What the Fathers are teaching [when they speak about faith and works] is faith as the only true righteousness, as opposed to anything else. This is the teaching of the Apostles, this is the consensus of the Fathers, this is the doctrine of the Church: No amount of good works, done apart from faith, is worth anything.
However, what is not part of the patristic consensus or of Scripture rightly understood, is dividing, conceptually, faith from *its own works*, that is, faith from itself.
The works of faith are to it as the spirit is to a body (James 2:26). They are what makes it alive, what makes it faith.
Belief doesn't yet make it faith--even the demons believe. Trust, if it's only in your mind and heart, doesn't yet make it faith. For all you know, you are imagining you trust him, flattering yourself, like St. Peter. (Luke 22:33, see also Mark 10:38-39) Faith is belief and trust *in concrete form*.
It's "faith which works by love" (Gal. 5:6) that is and always was the only true righteousness. Without love, who am I, a child of God? No, I am a nobody, a nothing. (I Cor. 13:2) Thus, the great chapter on faith, Hebrews 11, turns out mostly to be about works!
Faith's works, that is. For they are God's work in us, and our work in God. In truth, where there is union with God, one can no longer say whose works they are.
They are yours in the sense that it's you, not God, who must put forth the effort; they are God's in the sense that He, not you, makes the effort fruitful.
No, neither faith with its works nor faith without its works will merit you salvation.
Faith apart from the works of the law indeed exists. But Faith without *its* works DOESN'T exist and so isn't worth talking about; it's a human fantasy and nothing more; it cannot be instrumental in your salvation any more than works apart from faith can.

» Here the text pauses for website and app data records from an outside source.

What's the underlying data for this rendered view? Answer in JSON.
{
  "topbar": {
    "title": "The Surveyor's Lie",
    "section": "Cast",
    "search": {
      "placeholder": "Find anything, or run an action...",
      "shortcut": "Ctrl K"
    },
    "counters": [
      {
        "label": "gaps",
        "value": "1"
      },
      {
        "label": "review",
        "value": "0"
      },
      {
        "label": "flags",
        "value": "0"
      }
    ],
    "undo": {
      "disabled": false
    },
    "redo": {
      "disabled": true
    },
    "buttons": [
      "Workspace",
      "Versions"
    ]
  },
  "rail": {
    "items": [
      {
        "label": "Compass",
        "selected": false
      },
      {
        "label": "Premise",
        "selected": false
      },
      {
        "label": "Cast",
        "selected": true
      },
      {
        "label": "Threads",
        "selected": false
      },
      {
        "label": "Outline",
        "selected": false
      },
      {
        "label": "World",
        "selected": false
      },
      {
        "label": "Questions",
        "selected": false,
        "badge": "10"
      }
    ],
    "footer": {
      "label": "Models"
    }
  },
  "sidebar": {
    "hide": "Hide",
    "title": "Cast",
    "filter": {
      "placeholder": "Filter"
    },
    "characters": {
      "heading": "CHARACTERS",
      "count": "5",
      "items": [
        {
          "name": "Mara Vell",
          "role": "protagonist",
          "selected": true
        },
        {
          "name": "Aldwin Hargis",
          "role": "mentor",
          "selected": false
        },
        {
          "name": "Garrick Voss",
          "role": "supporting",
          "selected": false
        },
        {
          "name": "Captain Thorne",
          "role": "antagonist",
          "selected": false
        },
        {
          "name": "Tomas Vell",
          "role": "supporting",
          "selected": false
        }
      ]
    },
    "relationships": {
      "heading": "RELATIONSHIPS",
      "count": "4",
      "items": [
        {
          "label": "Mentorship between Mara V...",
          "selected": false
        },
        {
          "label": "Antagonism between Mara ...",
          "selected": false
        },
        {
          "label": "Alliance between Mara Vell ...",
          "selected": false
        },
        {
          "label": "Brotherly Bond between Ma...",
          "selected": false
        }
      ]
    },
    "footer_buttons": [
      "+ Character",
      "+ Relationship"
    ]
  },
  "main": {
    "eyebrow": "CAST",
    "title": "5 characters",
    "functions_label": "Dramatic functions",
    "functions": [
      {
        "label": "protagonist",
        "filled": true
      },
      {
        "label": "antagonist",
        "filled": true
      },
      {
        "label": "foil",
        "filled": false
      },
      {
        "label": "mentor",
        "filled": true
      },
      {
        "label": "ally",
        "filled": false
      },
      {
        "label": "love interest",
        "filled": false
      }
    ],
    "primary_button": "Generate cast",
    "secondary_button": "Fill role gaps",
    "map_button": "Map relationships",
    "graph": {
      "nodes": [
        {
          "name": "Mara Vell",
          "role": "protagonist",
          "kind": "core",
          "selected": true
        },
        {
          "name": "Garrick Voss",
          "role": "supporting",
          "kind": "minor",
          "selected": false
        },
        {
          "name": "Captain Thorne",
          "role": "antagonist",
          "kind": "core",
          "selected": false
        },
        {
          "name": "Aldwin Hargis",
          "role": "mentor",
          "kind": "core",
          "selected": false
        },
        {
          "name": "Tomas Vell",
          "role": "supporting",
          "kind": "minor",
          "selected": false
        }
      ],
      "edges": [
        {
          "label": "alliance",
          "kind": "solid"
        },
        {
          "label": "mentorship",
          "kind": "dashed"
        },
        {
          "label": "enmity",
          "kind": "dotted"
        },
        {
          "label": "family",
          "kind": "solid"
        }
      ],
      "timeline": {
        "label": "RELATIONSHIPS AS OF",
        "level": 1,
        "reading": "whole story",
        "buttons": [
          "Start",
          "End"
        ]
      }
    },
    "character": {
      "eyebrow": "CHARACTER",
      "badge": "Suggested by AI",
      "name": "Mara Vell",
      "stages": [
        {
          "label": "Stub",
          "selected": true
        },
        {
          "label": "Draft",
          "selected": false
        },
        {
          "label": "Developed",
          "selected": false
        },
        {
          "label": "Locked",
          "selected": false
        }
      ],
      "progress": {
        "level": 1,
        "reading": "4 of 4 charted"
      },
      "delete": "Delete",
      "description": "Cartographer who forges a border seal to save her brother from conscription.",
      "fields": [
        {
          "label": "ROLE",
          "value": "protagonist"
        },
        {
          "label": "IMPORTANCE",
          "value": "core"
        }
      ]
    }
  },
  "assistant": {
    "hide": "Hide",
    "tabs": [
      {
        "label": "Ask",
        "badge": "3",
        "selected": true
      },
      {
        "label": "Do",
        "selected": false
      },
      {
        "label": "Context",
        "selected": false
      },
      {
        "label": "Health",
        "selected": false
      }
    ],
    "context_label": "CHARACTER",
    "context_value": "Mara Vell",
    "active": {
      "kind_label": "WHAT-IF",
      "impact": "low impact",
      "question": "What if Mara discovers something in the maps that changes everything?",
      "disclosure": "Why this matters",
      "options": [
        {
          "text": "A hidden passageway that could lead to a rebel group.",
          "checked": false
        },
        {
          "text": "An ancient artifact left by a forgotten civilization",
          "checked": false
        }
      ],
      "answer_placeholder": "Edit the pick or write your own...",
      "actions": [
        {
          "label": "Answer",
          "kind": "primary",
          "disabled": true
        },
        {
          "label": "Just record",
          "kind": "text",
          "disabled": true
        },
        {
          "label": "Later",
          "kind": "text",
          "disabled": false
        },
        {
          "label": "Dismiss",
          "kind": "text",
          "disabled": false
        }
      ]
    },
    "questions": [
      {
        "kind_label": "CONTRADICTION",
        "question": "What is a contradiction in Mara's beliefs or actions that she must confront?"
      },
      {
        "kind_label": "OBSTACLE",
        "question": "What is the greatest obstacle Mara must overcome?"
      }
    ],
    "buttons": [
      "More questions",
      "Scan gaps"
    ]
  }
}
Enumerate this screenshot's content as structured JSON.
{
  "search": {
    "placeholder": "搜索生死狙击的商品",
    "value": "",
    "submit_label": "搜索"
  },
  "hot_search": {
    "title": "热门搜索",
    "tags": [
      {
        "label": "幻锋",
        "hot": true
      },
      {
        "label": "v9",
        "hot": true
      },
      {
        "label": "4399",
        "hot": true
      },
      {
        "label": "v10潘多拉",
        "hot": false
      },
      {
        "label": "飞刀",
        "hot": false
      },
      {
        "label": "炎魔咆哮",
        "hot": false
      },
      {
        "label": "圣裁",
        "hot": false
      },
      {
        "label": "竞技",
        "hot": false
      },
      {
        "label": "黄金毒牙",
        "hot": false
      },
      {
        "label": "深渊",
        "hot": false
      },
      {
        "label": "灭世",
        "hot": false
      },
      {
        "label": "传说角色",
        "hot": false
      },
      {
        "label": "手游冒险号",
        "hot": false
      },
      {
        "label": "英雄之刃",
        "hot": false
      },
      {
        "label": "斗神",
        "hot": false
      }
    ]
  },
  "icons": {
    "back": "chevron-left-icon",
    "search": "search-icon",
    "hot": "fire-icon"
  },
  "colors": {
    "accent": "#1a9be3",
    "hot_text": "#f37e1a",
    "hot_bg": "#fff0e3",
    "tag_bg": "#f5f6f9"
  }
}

But even faith with its works won't earn you salvation either. Rather, it already *is* your salvation sprouting up (not yet in full bloom). You have already been saved from being any other sort of person than one who lives by trust in God. You have already been saved from a selfish, meaningless existence. You have already been saved from despair, from wickedness, from slavery to satan, from fear, from secularism, from humanism, from countless dead-end isms, from walking death.
So if sola fide means faith apart from works of the law, fine. (Romans 9:32, Gal. 2:16) But if it means faith considered apart from *faith's* works, no. That is purely a figment of our imagination. We do not consider or theologize concerning what doesn't really exist, much less suppose this abstraction could be capable of justifying anybody. (James 2:14-24)